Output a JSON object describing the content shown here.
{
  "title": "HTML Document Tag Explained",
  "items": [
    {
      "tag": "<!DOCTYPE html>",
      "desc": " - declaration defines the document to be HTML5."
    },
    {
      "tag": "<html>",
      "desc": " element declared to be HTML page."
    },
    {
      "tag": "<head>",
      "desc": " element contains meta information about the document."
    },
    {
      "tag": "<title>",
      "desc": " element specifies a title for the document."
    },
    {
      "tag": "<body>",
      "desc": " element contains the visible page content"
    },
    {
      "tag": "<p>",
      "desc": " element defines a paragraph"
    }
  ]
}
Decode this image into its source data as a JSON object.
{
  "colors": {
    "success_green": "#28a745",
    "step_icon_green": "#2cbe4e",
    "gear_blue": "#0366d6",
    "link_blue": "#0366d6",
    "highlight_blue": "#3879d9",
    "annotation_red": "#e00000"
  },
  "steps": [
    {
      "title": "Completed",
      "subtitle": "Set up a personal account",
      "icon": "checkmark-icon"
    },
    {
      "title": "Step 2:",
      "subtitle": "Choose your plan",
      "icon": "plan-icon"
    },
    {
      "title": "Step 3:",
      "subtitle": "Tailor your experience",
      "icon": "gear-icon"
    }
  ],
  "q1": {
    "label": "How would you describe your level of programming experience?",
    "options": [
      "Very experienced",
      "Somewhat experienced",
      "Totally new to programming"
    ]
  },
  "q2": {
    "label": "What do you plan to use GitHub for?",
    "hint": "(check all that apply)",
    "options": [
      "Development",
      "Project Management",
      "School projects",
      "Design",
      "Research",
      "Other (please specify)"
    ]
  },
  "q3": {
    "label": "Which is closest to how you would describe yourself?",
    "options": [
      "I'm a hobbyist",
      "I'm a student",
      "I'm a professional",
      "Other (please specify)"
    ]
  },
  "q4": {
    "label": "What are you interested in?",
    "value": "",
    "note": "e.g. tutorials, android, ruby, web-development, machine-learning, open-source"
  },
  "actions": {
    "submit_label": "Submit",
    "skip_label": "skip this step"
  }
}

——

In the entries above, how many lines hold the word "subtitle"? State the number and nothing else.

3